It is in these areas that the compound helicopter excels, Breaking Defense reported.
Both of these missions will be required to prevail in the Asia-Pacific region — in the end, it’s all about China.
To avoid China’s sophisticated air defenses, assault aircraft must fly low to avoid detection. Flying low prevents the V-280 from cruising at high altitude and decreases its advantage in fuel consumption over the Defiant X compound helicopter.
In airplane mode, the low acoustic signature of the V-280 is an advantage. But, as the tiltrotor transitions for landing, it is “loud as hell” according to a report by The War Zone.
And historically, the way ground troops get warning of incoming helicopters is by hearing them – which means louder aircraft give the enemy more time to prepare and even shoot them down.
And then there is the cost.
The Congressional Budget Office (CBO) estimates that between 450 to 900 FLRAA could be purchased at a cost of US$23.8-$47.6 billion, Breaking Defense reported.
It is likely the Army will need more FLRAA to replace the current H-60 fleet of 2,279 helicopters. With this number of new aircraft required, even a relatively small sustainment cost increase on a per aircraft basis will result in substantially increased budget requirements.
To ensure a successful program, such costs must be weighed heavily, and the costs to transition from the H-60 to one of the two FLRAA options will likely be dramatically different.
The best way to limit that “switching cost” is to choose a configuration that is most similar to the H-60’s training and infrastructure needs, Breaking Defense reported.
Finally, due to the unique flying characteristics of the V-280, the Army will need to train its pilots to fly three different aircraft: the way the Marines train V-22 pilots today: first a helicopter, then a fixed-wing airplane, and only then a tiltrotor.
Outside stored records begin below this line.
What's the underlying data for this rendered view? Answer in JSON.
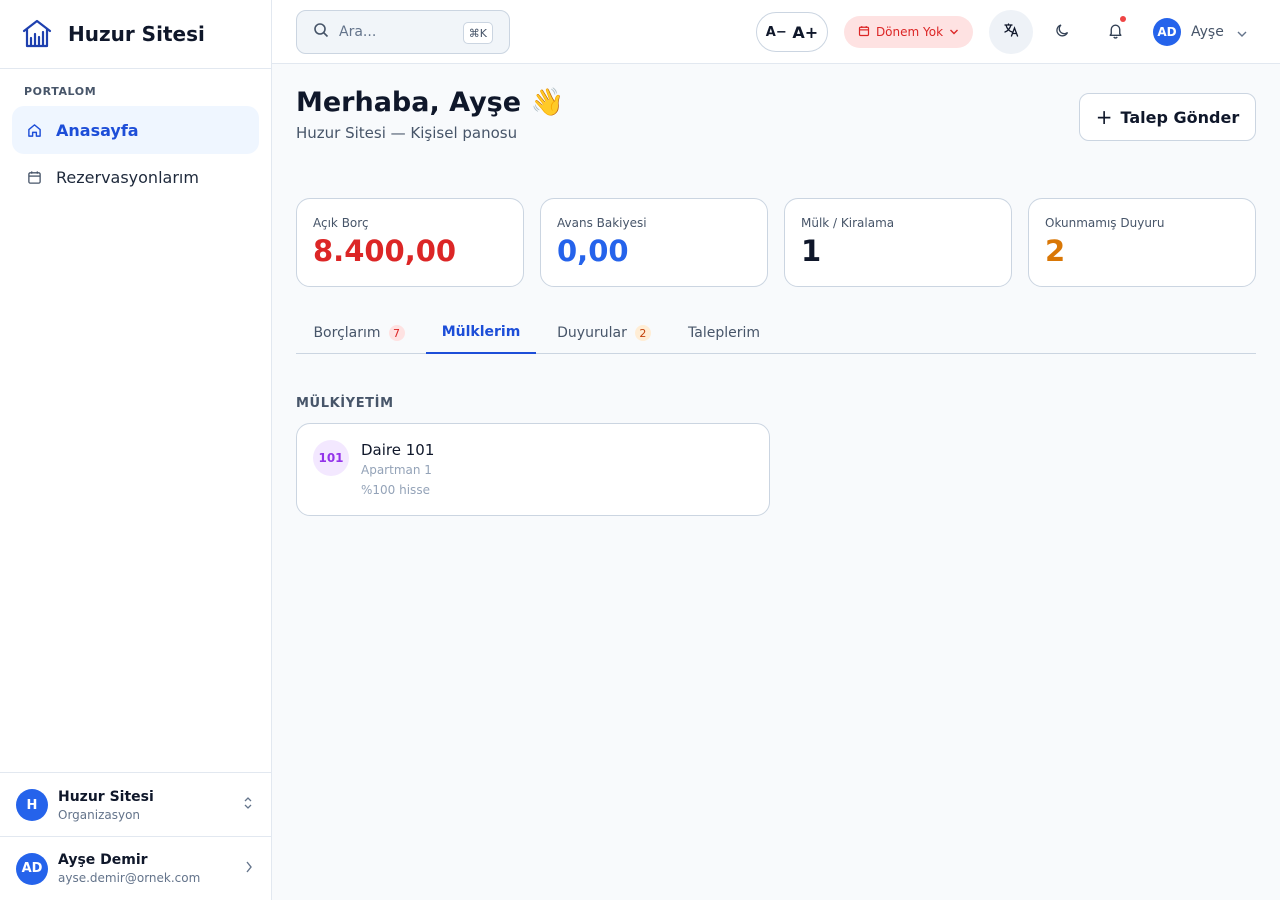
{
  "sidebar": {
    "brand_name": "Huzur Sitesi",
    "section_label": "PORTALOM",
    "items": [
      {
        "label": "Anasayfa",
        "icon": "home-icon",
        "active": true
      },
      {
        "label": "Rezervasyonlarım",
        "icon": "calendar-icon",
        "active": false
      }
    ],
    "org": {
      "initial": "H",
      "name": "Huzur Sitesi",
      "type": "Organizasyon"
    },
    "user": {
      "initials": "AD",
      "name": "Ayşe Demir",
      "email": "ayse.demir@ornek.com"
    }
  },
  "header": {
    "search_placeholder": "Ara...",
    "search_shortcut": "⌘K",
    "font_decrease": "A−",
    "font_increase": "A+",
    "period_label": "Dönem Yok",
    "user_initials": "AD",
    "user_name": "Ayşe",
    "has_notification": true
  },
  "main": {
    "greeting": "Merhaba, Ayşe 👋",
    "subtitle": "Huzur Sitesi — Kişisel panosu",
    "cta_label": "Talep Gönder",
    "stats": [
      {
        "label": "Açık Borç",
        "value": "8.400,00",
        "color": "#dc2626"
      },
      {
        "label": "Avans Bakiyesi",
        "value": "0,00",
        "color": "#2563eb"
      },
      {
        "label": "Mülk / Kiralama",
        "value": "1",
        "color": "#0f172a"
      },
      {
        "label": "Okunmamış Duyuru",
        "value": "2",
        "color": "#d97706"
      }
    ],
    "tabs": [
      {
        "label": "Borçlarım",
        "badge": "7",
        "active": false
      },
      {
        "label": "Mülklerim",
        "badge": "",
        "active": true
      },
      {
        "label": "Duyurular",
        "badge": "2",
        "active": false
      },
      {
        "label": "Taleplerim",
        "badge": "",
        "active": false
      }
    ],
    "section_heading": "MÜLKİYETİM",
    "properties": [
      {
        "unit": "101",
        "title": "Daire 101",
        "building": "Apartman 1",
        "share": "%100 hisse"
      }
    ]
  },
  "colors": {
    "accent": "#1d4ed8",
    "avatar": "#2563eb",
    "danger": "#dc2626",
    "warning": "#d97706"
  }
}
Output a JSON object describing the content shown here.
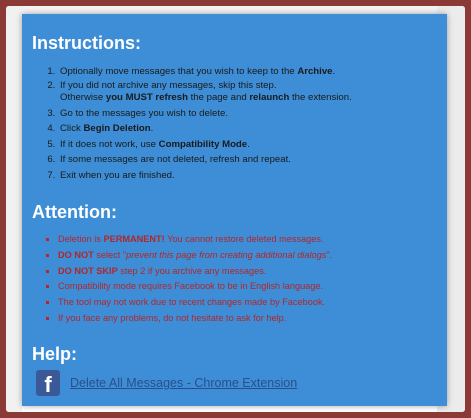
{
  "instructions": {
    "title": "Instructions:",
    "steps": [
      {
        "pre": "Optionally move messages that you wish to keep to the ",
        "bold": "Archive",
        "post": "."
      },
      {
        "line1": "If you did not archive any messages, skip this step.",
        "line2_pre": "Otherwise ",
        "line2_bold1": "you MUST refresh",
        "line2_mid": " the page and ",
        "line2_bold2": "relaunch",
        "line2_post": " the extension."
      },
      {
        "text": "Go to the messages you wish to delete."
      },
      {
        "pre": "Click ",
        "bold": "Begin Deletion",
        "post": "."
      },
      {
        "pre": "If it does not work, use ",
        "bold": "Compatibility Mode",
        "post": "."
      },
      {
        "text": "If some messages are not deleted, refresh and repeat."
      },
      {
        "text": "Exit when you are finished."
      }
    ]
  },
  "attention": {
    "title": "Attention:",
    "items": [
      {
        "pre": "Deletion is ",
        "bold": "PERMANENT!",
        "post": " You cannot restore deleted messages."
      },
      {
        "bold": "DO NOT",
        "pre": " select \"",
        "italic": "prevent this page from creating additional dialogs",
        "post": "\"."
      },
      {
        "bold": "DO NOT SKIP",
        "post": " step 2 if you archive any messages."
      },
      {
        "text": "Compatibility mode requires Facebook to be in English language."
      },
      {
        "text": "The tool may not work due to recent changes made by Facebook."
      },
      {
        "text": "If you face any problems, do not hesitate to ask for help."
      }
    ]
  },
  "help": {
    "title": "Help:",
    "link_text": "Delete All Messages - Chrome Extension",
    "icon": "facebook-icon",
    "icon_glyph": "f"
  },
  "colors": {
    "modal_bg": "#3d8ed6",
    "frame": "#8c3a36",
    "attention_text": "#b3262b",
    "link": "#2a4f8c"
  }
}
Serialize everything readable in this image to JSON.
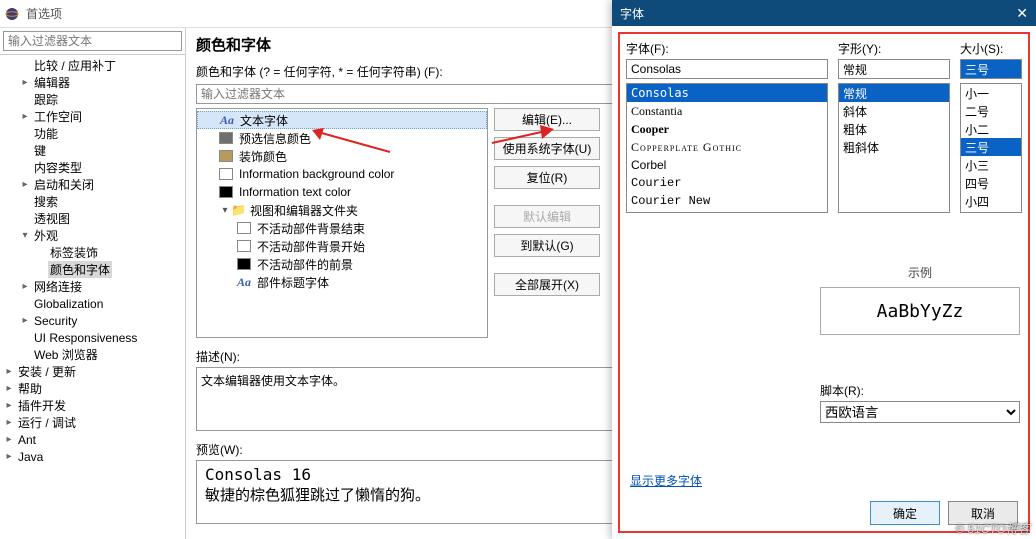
{
  "prefs": {
    "window_title": "首选项",
    "filter_placeholder": "输入过滤器文本",
    "tree": [
      {
        "label": "比较 / 应用补丁",
        "level": 1,
        "exp": ""
      },
      {
        "label": "编辑器",
        "level": 1,
        "exp": ">"
      },
      {
        "label": "跟踪",
        "level": 1,
        "exp": ""
      },
      {
        "label": "工作空间",
        "level": 1,
        "exp": ">"
      },
      {
        "label": "功能",
        "level": 1,
        "exp": ""
      },
      {
        "label": "键",
        "level": 1,
        "exp": ""
      },
      {
        "label": "内容类型",
        "level": 1,
        "exp": ""
      },
      {
        "label": "启动和关闭",
        "level": 1,
        "exp": ">"
      },
      {
        "label": "搜索",
        "level": 1,
        "exp": ""
      },
      {
        "label": "透视图",
        "level": 1,
        "exp": ""
      },
      {
        "label": "外观",
        "level": 1,
        "exp": "v"
      },
      {
        "label": "标签装饰",
        "level": 2,
        "exp": ""
      },
      {
        "label": "颜色和字体",
        "level": 2,
        "exp": "",
        "sel": true
      },
      {
        "label": "网络连接",
        "level": 1,
        "exp": ">"
      },
      {
        "label": "Globalization",
        "level": 1,
        "exp": ""
      },
      {
        "label": "Security",
        "level": 1,
        "exp": ">"
      },
      {
        "label": "UI Responsiveness",
        "level": 1,
        "exp": ""
      },
      {
        "label": "Web 浏览器",
        "level": 1,
        "exp": ""
      },
      {
        "label": "安装 / 更新",
        "level": 0,
        "exp": ">"
      },
      {
        "label": "帮助",
        "level": 0,
        "exp": ">"
      },
      {
        "label": "插件开发",
        "level": 0,
        "exp": ">"
      },
      {
        "label": "运行 / 调试",
        "level": 0,
        "exp": ">"
      },
      {
        "label": "Ant",
        "level": 0,
        "exp": ">"
      },
      {
        "label": "Java",
        "level": 0,
        "exp": ">"
      }
    ]
  },
  "mid": {
    "heading": "颜色和字体",
    "subdesc": "颜色和字体  (? = 任何字符, * = 任何字符串)  (F):",
    "filter_placeholder": "输入过滤器文本",
    "items": [
      {
        "kind": "font",
        "label": "文本字体",
        "sel": true,
        "level": 1
      },
      {
        "kind": "color",
        "color": "#6f6f6f",
        "label": "预选信息颜色",
        "level": 1
      },
      {
        "kind": "color",
        "color": "#b89a5c",
        "label": "装饰颜色",
        "level": 1
      },
      {
        "kind": "color",
        "color": "#ffffff",
        "label": "Information background color",
        "level": 1
      },
      {
        "kind": "color",
        "color": "#000000",
        "label": "Information text color",
        "level": 1
      },
      {
        "kind": "folder",
        "label": "视图和编辑器文件夹",
        "level": 1,
        "exp": "v"
      },
      {
        "kind": "color",
        "color": "#ffffff",
        "label": "不活动部件背景结束",
        "level": 2
      },
      {
        "kind": "color",
        "color": "#ffffff",
        "label": "不活动部件背景开始",
        "level": 2
      },
      {
        "kind": "color",
        "color": "#000000",
        "label": "不活动部件的前景",
        "level": 2
      },
      {
        "kind": "font",
        "label": "部件标题字体",
        "level": 2
      }
    ],
    "buttons": {
      "edit": "编辑(E)...",
      "use_system": "使用系统字体(U)",
      "reset": "复位(R)",
      "default_edit": "默认编辑",
      "to_default": "到默认(G)",
      "expand_all": "全部展开(X)"
    },
    "desc_label": "描述(N):",
    "desc_text": "文本编辑器使用文本字体。",
    "preview_label": "预览(W):",
    "preview_line1": "Consolas 16",
    "preview_line2": "敏捷的棕色狐狸跳过了懒惰的狗。"
  },
  "fontdlg": {
    "title": "字体",
    "labels": {
      "font": "字体(F):",
      "style": "字形(Y):",
      "size": "大小(S):",
      "sample": "示例",
      "script": "脚本(R):",
      "more": "显示更多字体",
      "ok": "确定",
      "cancel": "取消"
    },
    "font_value": "Consolas",
    "fonts": [
      {
        "label": "Consolas",
        "sel": true,
        "style": "font-family:Consolas,monospace"
      },
      {
        "label": "Constantia",
        "style": "font-family:Georgia,serif"
      },
      {
        "label": "Cooper",
        "style": "font-weight:bold;font-family:Georgia,serif"
      },
      {
        "label": "Copperplate Gothic",
        "style": "font-family:'Copperplate',serif;font-variant:small-caps;letter-spacing:1px"
      },
      {
        "label": "Corbel",
        "style": ""
      },
      {
        "label": "Courier",
        "style": "font-family:Courier,monospace"
      },
      {
        "label": "Courier New",
        "style": "font-family:'Courier New',monospace"
      }
    ],
    "style_value": "常规",
    "styles": [
      {
        "label": "常规",
        "sel": true
      },
      {
        "label": "斜体"
      },
      {
        "label": "粗体"
      },
      {
        "label": "粗斜体"
      }
    ],
    "size_value": "三号",
    "sizes": [
      {
        "label": "小一"
      },
      {
        "label": "二号"
      },
      {
        "label": "小二"
      },
      {
        "label": "三号",
        "sel": true
      },
      {
        "label": "小三"
      },
      {
        "label": "四号"
      },
      {
        "label": "小四"
      }
    ],
    "sample": "AaBbYyZz",
    "script": "西欧语言"
  },
  "watermark": "© 51CTO博客"
}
On this model, in addition to the 32 weeks of Army helicopter instruction, tiltrotor pilots will require 20 weeks of multi-engine training and 20 weeks of simulator and in-flight tiltrotor training, almost a year-and-a-half of training to fly the tiltrotor.
This training burden requires additional aircraft, instructors, infrastructure and military construction. While compound specific training will be required, it will certainly be less than tiltrotor training and will negate the need for multi-engine training.
According to Trail, when it comes to the configuration that best supports the Army’s mission while minimizing life cycle costs, the Defiant X performs best where it matters most.
Expect a strong response from Bell Textron.
Scott Trail is a retired Marine CH-46E helicopter pilot, V-22 developmental test pilot, and a member of the Society of Experimental Test Pilots.